No Wi-Fi, No Internet, No Problem
March 28, 2017
Broadband access in the United States is not universal, with a longtime
digital divide between urban and rural areas.
But in one small town just four hours from Washington, D.C., there's no
internet service at all.
The town of Green Bank, West Virginia, is the site of the largest fully
steerable radio telescope in the world, so internet connections and
anything else that can create electromagnetic waves, such as microwave
ovens, are banned.
It becomes apparent in Green Bank that visitors have to navigate the
old-fashioned way: by reading road signs. That's because GPS comes to a
screeching halt as you approach this West Virginia town, which has two
churches, an elementary school, a library and the world's largest radio
Sherry, who manages the largest store in Green Bank, was born here so
the lack of internet access is normal for her.
"Yes, we are different. Many would say that we live the old-fashioned
way, in the past. But for us, it's just the way of life that we have
always lived," Sherry said.
On her store wall, an artifact from the past ... a phone attached to a
wall jack ... the only way to call someone in Green Bank.
No modern wireless conveniences, such as smartphones, are usable here.
Green Bank is frozen in time, somewhere in the 1950s, because there's a
33,000-square-kilometer zone of silence due to the telescope. Cellphone
towers are forbidden.
But that's OK for residents because there are several payphones.
The closer you get to the telescope, the greater the restrictions.
There's a 16-kilometer radius around the observatory where
radio-controlled items, even toys, cannot be used. Compliance with these
conditions is strictly enforced.
Jonah Bauserman acts as a "technical" policeman. If he suspects there's
an unauthorized signal, he drives to the house and inspects it for
"This equipment allows me to catch even the weakest signals that could
affect the telescope," Bauserman said.
Telescope employees even work in a special room -- much like a
sarcophagus -- that blocks electromagnetic waves from leaving the
"Here imagine a submarine, water cannot get inside, and so this room is
an electric submarine. No electromagnetic waves can get into this room,
just as you can't go beyond it," Michael Holstein, an observatory
The job of these scientists is to minimize the impact of outside
interference on the radio telescope.
Only once a week, when there's regularly scheduled maintenance, some
prohibited devices are allowed near the telescope, Holstein said.
The size of a football field, the telescope is so sensitive it could
pick up signals sent from an alien world. And scientists can't wait for
that to happen.
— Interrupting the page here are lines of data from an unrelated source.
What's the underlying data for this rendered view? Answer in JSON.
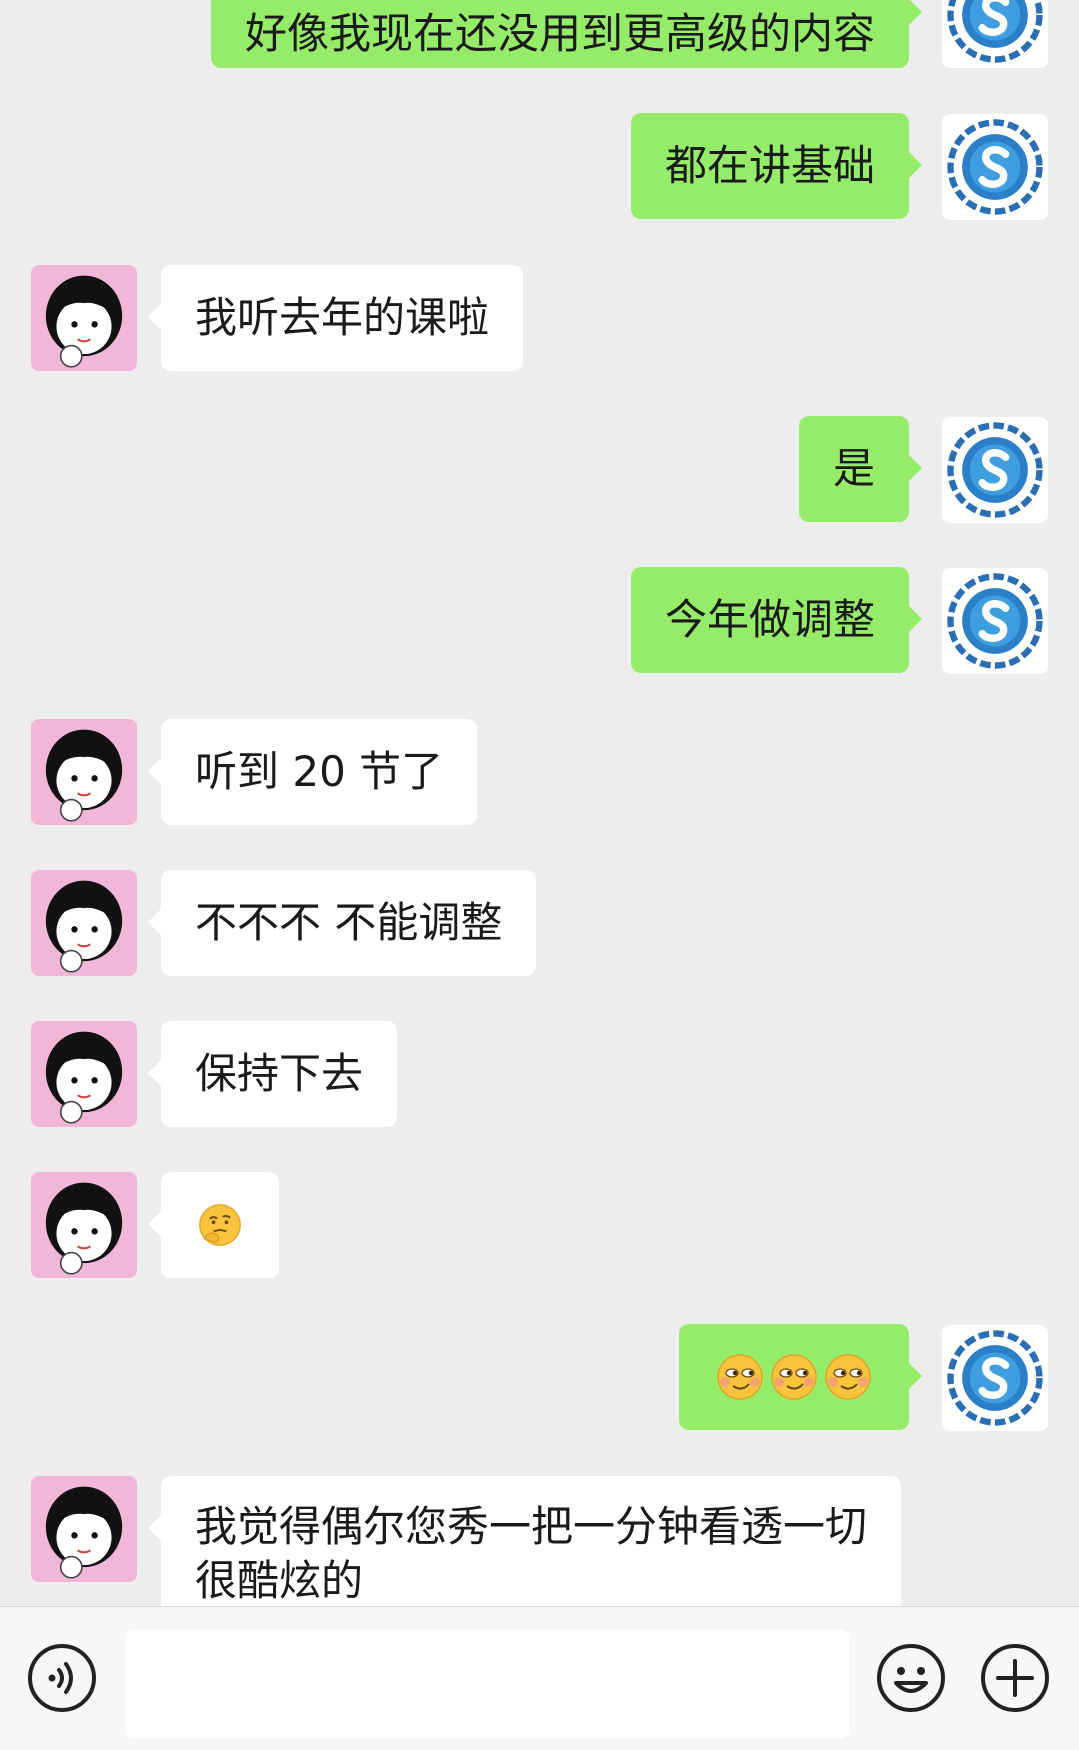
{
  "chat": {
    "messages": [
      {
        "sender": "me",
        "text": "好像我现在还没用到更高级的内容"
      },
      {
        "sender": "me",
        "text": "都在讲基础"
      },
      {
        "sender": "her",
        "text": "我听去年的课啦"
      },
      {
        "sender": "me",
        "text": "是"
      },
      {
        "sender": "me",
        "text": "今年做调整"
      },
      {
        "sender": "her",
        "text": "听到 20 节了"
      },
      {
        "sender": "her",
        "text": "不不不 不能调整"
      },
      {
        "sender": "her",
        "text": "保持下去"
      },
      {
        "sender": "her",
        "emoji": [
          "thinking-face-emoji"
        ]
      },
      {
        "sender": "me",
        "emoji": [
          "smirk-face-emoji",
          "smirk-face-emoji",
          "smirk-face-emoji"
        ]
      },
      {
        "sender": "her",
        "text": "我觉得偶尔您秀一把一分钟看透一切 很酷炫的"
      }
    ]
  },
  "input_bar": {
    "voice_icon": "voice-icon",
    "emoji_icon": "emoji-icon",
    "plus_icon": "plus-icon",
    "text_value": ""
  },
  "colors": {
    "background": "#ededed",
    "my_bubble": "#95ec69",
    "their_bubble": "#ffffff",
    "their_avatar_bg": "#f2b6d8"
  }
}
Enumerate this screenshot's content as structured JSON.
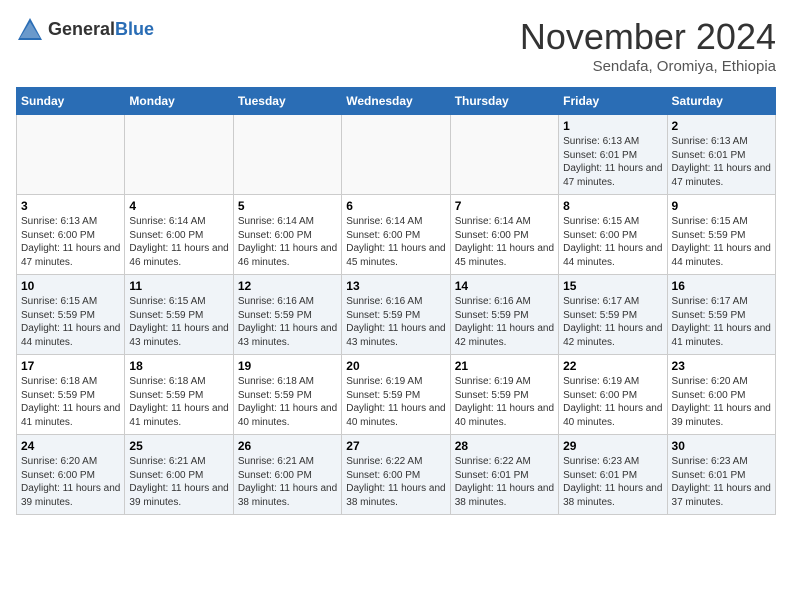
{
  "header": {
    "logo_general": "General",
    "logo_blue": "Blue",
    "month_title": "November 2024",
    "subtitle": "Sendafa, Oromiya, Ethiopia"
  },
  "days_of_week": [
    "Sunday",
    "Monday",
    "Tuesday",
    "Wednesday",
    "Thursday",
    "Friday",
    "Saturday"
  ],
  "weeks": [
    [
      {
        "day": "",
        "info": ""
      },
      {
        "day": "",
        "info": ""
      },
      {
        "day": "",
        "info": ""
      },
      {
        "day": "",
        "info": ""
      },
      {
        "day": "",
        "info": ""
      },
      {
        "day": "1",
        "info": "Sunrise: 6:13 AM\nSunset: 6:01 PM\nDaylight: 11 hours and 47 minutes."
      },
      {
        "day": "2",
        "info": "Sunrise: 6:13 AM\nSunset: 6:01 PM\nDaylight: 11 hours and 47 minutes."
      }
    ],
    [
      {
        "day": "3",
        "info": "Sunrise: 6:13 AM\nSunset: 6:00 PM\nDaylight: 11 hours and 47 minutes."
      },
      {
        "day": "4",
        "info": "Sunrise: 6:14 AM\nSunset: 6:00 PM\nDaylight: 11 hours and 46 minutes."
      },
      {
        "day": "5",
        "info": "Sunrise: 6:14 AM\nSunset: 6:00 PM\nDaylight: 11 hours and 46 minutes."
      },
      {
        "day": "6",
        "info": "Sunrise: 6:14 AM\nSunset: 6:00 PM\nDaylight: 11 hours and 45 minutes."
      },
      {
        "day": "7",
        "info": "Sunrise: 6:14 AM\nSunset: 6:00 PM\nDaylight: 11 hours and 45 minutes."
      },
      {
        "day": "8",
        "info": "Sunrise: 6:15 AM\nSunset: 6:00 PM\nDaylight: 11 hours and 44 minutes."
      },
      {
        "day": "9",
        "info": "Sunrise: 6:15 AM\nSunset: 5:59 PM\nDaylight: 11 hours and 44 minutes."
      }
    ],
    [
      {
        "day": "10",
        "info": "Sunrise: 6:15 AM\nSunset: 5:59 PM\nDaylight: 11 hours and 44 minutes."
      },
      {
        "day": "11",
        "info": "Sunrise: 6:15 AM\nSunset: 5:59 PM\nDaylight: 11 hours and 43 minutes."
      },
      {
        "day": "12",
        "info": "Sunrise: 6:16 AM\nSunset: 5:59 PM\nDaylight: 11 hours and 43 minutes."
      },
      {
        "day": "13",
        "info": "Sunrise: 6:16 AM\nSunset: 5:59 PM\nDaylight: 11 hours and 43 minutes."
      },
      {
        "day": "14",
        "info": "Sunrise: 6:16 AM\nSunset: 5:59 PM\nDaylight: 11 hours and 42 minutes."
      },
      {
        "day": "15",
        "info": "Sunrise: 6:17 AM\nSunset: 5:59 PM\nDaylight: 11 hours and 42 minutes."
      },
      {
        "day": "16",
        "info": "Sunrise: 6:17 AM\nSunset: 5:59 PM\nDaylight: 11 hours and 41 minutes."
      }
    ],
    [
      {
        "day": "17",
        "info": "Sunrise: 6:18 AM\nSunset: 5:59 PM\nDaylight: 11 hours and 41 minutes."
      },
      {
        "day": "18",
        "info": "Sunrise: 6:18 AM\nSunset: 5:59 PM\nDaylight: 11 hours and 41 minutes."
      },
      {
        "day": "19",
        "info": "Sunrise: 6:18 AM\nSunset: 5:59 PM\nDaylight: 11 hours and 40 minutes."
      },
      {
        "day": "20",
        "info": "Sunrise: 6:19 AM\nSunset: 5:59 PM\nDaylight: 11 hours and 40 minutes."
      },
      {
        "day": "21",
        "info": "Sunrise: 6:19 AM\nSunset: 5:59 PM\nDaylight: 11 hours and 40 minutes."
      },
      {
        "day": "22",
        "info": "Sunrise: 6:19 AM\nSunset: 6:00 PM\nDaylight: 11 hours and 40 minutes."
      },
      {
        "day": "23",
        "info": "Sunrise: 6:20 AM\nSunset: 6:00 PM\nDaylight: 11 hours and 39 minutes."
      }
    ],
    [
      {
        "day": "24",
        "info": "Sunrise: 6:20 AM\nSunset: 6:00 PM\nDaylight: 11 hours and 39 minutes."
      },
      {
        "day": "25",
        "info": "Sunrise: 6:21 AM\nSunset: 6:00 PM\nDaylight: 11 hours and 39 minutes."
      },
      {
        "day": "26",
        "info": "Sunrise: 6:21 AM\nSunset: 6:00 PM\nDaylight: 11 hours and 38 minutes."
      },
      {
        "day": "27",
        "info": "Sunrise: 6:22 AM\nSunset: 6:00 PM\nDaylight: 11 hours and 38 minutes."
      },
      {
        "day": "28",
        "info": "Sunrise: 6:22 AM\nSunset: 6:01 PM\nDaylight: 11 hours and 38 minutes."
      },
      {
        "day": "29",
        "info": "Sunrise: 6:23 AM\nSunset: 6:01 PM\nDaylight: 11 hours and 38 minutes."
      },
      {
        "day": "30",
        "info": "Sunrise: 6:23 AM\nSunset: 6:01 PM\nDaylight: 11 hours and 37 minutes."
      }
    ]
  ]
}
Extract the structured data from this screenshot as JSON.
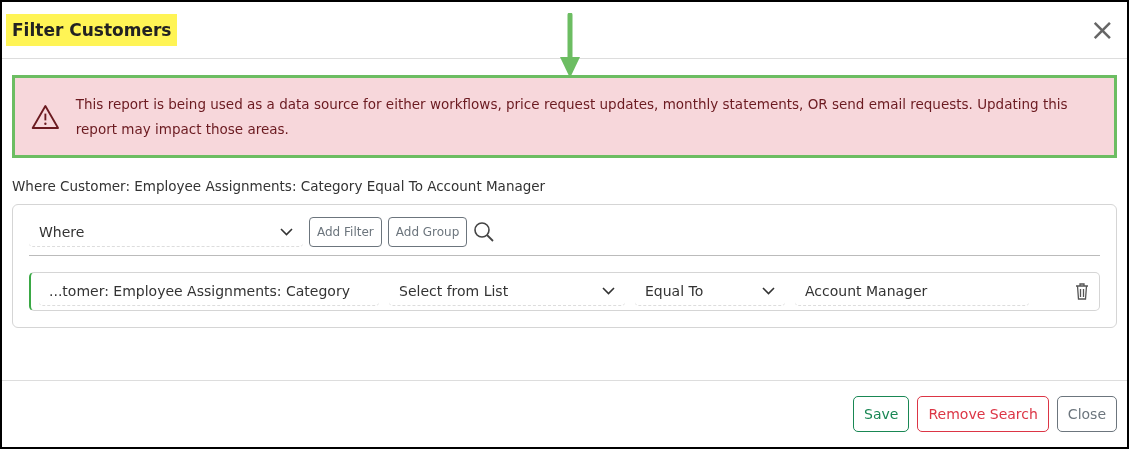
{
  "dialog": {
    "title": "Filter Customers",
    "close": "×"
  },
  "alert": {
    "message": "This report is being used as a data source for either workflows, price request updates, monthly statements, OR send email requests. Updating this report may impact those areas."
  },
  "summary": "Where Customer: Employee Assignments: Category Equal To Account Manager",
  "filter_panel": {
    "conjunction": "Where",
    "buttons": [
      "Add Filter",
      "Add Group"
    ],
    "rows": [
      {
        "field": "...tomer: Employee Assignments: Category",
        "source": "Select from List",
        "operator": "Equal To",
        "value": "Account Manager"
      }
    ]
  },
  "footer_buttons": [
    {
      "label": "Save",
      "kind": "save"
    },
    {
      "label": "Remove Search",
      "kind": "danger"
    },
    {
      "label": "Close",
      "kind": "secondary"
    }
  ]
}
"All the signals that we now receive with the help of telescopes are
signals that come from cosmic objects -- stars, galaxies. We have not
yet received anything from intelligent civilizations," scientist Richard
people respect the work of the scientists. And they are more than happy
to live life Wi-Fi free.
"When we want to meet friends, we just call each other on a wire phone.
//// And instead of sitting in front of your screen, we talk, we go
fishing, to the mountains," resident Sherry said.
For the latest news, residents read the weekly local newspaper. When
she's looking for a phone number, Sherry reaches for the phone book.
And instead of Facebook, Sherry enjoys daily conversations with her
customers. In this town, everyone knows each other and communication is
face to face.